Guest
On Thu, 09 Nov 2006 13:13:19 +0000 someone who may be Jeff York
<[email protected]> wrote this:-

>>A poll of polls, released today by Transport 2000, demonstrates

>
>... that they'll misrepresent just about anything they can find in
>order to bolster their Luddite views on transport.


Nice try. However, you offer nothing to back up your assertion.
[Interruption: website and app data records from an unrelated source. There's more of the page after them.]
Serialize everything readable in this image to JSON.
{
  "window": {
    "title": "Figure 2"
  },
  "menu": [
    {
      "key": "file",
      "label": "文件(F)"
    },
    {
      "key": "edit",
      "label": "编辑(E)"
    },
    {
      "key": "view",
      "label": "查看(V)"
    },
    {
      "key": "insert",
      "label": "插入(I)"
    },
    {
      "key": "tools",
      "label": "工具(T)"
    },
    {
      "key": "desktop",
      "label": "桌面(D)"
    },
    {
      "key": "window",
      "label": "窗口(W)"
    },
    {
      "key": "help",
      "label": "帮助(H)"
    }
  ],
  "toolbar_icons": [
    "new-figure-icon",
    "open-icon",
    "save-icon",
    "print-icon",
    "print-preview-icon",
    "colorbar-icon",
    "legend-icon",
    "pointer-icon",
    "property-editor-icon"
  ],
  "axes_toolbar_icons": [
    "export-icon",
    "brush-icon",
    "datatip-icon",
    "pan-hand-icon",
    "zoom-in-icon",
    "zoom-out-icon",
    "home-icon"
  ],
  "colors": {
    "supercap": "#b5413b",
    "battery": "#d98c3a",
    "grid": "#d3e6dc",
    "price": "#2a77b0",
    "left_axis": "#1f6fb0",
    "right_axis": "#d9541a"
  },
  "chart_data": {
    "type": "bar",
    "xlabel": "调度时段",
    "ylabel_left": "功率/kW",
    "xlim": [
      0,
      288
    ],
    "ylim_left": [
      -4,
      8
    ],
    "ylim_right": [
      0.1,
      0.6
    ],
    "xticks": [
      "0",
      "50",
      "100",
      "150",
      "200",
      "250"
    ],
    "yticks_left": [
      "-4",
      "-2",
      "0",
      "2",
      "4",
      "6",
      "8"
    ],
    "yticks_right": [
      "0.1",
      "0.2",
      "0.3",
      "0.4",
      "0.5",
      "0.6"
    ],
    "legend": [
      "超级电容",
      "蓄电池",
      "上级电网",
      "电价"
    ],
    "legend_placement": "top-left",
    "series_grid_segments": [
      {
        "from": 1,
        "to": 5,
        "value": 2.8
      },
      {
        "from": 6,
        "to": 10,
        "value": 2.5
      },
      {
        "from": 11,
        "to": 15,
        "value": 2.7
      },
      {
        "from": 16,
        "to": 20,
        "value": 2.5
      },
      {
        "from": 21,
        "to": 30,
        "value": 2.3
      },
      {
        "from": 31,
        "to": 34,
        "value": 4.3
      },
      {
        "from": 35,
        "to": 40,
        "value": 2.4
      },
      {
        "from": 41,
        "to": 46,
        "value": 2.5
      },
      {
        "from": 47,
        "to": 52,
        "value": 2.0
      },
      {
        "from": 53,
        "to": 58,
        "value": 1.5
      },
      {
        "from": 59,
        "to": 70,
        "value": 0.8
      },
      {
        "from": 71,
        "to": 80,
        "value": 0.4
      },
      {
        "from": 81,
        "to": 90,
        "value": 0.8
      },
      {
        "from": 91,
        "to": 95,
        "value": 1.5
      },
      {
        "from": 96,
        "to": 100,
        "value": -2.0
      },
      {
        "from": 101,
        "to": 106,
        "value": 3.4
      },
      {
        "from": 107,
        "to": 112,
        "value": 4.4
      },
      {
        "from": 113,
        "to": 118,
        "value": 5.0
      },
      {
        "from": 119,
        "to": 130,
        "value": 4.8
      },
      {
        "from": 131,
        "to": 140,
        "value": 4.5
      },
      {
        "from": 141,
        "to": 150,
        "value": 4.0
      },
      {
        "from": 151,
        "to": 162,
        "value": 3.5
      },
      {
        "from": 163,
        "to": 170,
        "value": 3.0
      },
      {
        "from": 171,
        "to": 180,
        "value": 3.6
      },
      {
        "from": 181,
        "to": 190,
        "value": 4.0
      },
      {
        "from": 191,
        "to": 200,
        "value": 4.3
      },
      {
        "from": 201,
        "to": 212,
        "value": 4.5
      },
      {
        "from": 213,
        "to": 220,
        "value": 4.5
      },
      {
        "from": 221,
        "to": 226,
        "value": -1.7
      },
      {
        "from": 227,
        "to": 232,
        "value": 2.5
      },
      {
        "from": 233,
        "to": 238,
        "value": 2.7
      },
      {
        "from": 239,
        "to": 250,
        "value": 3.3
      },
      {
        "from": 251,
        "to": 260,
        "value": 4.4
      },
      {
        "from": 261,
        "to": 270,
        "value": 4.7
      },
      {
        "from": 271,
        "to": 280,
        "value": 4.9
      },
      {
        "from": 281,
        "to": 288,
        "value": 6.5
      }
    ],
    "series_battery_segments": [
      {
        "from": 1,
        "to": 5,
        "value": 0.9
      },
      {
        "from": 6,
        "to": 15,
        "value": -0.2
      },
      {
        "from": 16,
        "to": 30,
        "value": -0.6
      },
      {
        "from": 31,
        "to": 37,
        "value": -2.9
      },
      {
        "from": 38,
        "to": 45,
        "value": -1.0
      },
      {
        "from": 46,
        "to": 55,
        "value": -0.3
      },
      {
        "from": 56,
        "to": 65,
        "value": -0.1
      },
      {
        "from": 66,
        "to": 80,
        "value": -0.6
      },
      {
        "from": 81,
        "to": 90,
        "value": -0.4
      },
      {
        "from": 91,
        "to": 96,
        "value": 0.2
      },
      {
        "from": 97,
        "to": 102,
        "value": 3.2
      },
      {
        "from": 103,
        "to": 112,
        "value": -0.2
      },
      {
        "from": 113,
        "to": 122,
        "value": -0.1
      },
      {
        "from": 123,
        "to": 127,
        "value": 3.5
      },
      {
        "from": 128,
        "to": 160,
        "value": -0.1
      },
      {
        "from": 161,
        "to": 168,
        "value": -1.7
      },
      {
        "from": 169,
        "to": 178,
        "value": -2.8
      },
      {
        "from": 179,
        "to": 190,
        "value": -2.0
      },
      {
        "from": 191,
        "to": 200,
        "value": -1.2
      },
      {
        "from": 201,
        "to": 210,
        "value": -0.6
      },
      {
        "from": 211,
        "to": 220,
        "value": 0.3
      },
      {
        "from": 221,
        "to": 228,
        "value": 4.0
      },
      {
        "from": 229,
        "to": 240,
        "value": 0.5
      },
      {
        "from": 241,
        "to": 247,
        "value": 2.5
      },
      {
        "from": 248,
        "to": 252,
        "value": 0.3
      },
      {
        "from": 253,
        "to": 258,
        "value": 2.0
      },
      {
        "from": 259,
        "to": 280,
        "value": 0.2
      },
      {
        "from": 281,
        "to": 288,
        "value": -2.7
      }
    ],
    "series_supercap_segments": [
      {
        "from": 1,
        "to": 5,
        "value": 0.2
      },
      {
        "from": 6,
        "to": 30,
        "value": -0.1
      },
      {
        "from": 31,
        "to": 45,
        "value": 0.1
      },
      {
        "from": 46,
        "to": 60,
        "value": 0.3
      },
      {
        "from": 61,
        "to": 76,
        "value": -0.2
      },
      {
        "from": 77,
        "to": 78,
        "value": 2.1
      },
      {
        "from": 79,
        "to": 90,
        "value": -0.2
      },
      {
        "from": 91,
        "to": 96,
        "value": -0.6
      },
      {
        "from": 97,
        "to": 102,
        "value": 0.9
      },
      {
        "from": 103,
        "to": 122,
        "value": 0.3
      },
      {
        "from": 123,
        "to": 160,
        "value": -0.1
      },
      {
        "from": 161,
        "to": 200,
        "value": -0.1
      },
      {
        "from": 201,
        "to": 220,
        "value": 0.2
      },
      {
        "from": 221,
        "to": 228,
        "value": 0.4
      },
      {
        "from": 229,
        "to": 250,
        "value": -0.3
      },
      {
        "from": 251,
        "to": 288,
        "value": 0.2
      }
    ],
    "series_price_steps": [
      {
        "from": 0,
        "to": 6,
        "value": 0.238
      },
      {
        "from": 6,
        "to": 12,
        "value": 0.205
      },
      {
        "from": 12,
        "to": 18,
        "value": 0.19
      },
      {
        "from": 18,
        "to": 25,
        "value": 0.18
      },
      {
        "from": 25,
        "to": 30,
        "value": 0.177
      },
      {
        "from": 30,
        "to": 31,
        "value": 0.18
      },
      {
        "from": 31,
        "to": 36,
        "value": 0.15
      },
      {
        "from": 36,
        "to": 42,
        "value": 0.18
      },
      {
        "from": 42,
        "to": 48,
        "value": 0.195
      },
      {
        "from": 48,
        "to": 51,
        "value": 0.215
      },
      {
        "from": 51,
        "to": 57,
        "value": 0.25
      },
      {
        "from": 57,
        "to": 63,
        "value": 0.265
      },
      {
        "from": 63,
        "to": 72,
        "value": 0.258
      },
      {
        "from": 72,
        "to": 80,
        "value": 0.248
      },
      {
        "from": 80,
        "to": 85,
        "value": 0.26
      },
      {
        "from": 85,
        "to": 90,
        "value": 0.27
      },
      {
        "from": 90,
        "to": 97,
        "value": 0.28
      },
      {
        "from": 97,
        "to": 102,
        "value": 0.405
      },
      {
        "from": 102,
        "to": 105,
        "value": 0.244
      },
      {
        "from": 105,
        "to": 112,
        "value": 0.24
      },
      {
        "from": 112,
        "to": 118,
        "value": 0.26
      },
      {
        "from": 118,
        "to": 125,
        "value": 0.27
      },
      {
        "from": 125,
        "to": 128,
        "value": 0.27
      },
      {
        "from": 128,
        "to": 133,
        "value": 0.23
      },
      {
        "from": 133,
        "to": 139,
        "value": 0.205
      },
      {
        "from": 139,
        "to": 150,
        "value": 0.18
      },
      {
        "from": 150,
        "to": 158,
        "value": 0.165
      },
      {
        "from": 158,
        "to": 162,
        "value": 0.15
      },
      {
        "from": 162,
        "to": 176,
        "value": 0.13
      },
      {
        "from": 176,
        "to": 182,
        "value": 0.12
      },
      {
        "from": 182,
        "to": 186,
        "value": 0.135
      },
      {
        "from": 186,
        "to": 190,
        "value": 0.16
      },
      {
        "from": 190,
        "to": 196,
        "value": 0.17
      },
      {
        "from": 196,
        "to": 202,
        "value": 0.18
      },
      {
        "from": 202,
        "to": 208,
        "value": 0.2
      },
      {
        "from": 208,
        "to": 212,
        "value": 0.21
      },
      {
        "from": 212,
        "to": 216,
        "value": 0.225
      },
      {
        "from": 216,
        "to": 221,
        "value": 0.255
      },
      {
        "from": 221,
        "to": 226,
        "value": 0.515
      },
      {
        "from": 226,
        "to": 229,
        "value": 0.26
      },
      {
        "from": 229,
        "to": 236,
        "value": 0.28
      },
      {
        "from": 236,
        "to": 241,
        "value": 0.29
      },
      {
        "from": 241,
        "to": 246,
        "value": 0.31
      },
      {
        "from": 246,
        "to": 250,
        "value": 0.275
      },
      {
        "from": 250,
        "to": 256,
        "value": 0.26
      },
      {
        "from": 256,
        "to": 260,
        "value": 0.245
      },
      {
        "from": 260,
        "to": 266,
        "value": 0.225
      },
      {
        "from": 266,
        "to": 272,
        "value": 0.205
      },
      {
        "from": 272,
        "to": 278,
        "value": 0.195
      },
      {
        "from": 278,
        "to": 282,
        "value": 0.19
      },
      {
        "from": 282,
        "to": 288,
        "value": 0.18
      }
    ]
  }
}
--
David Hansen, Edinburgh
I will *always* explain revoked encryption keys, unless RIP prevents me
http://www.opsi.gov.uk/acts/acts2000/00023--e.htm#54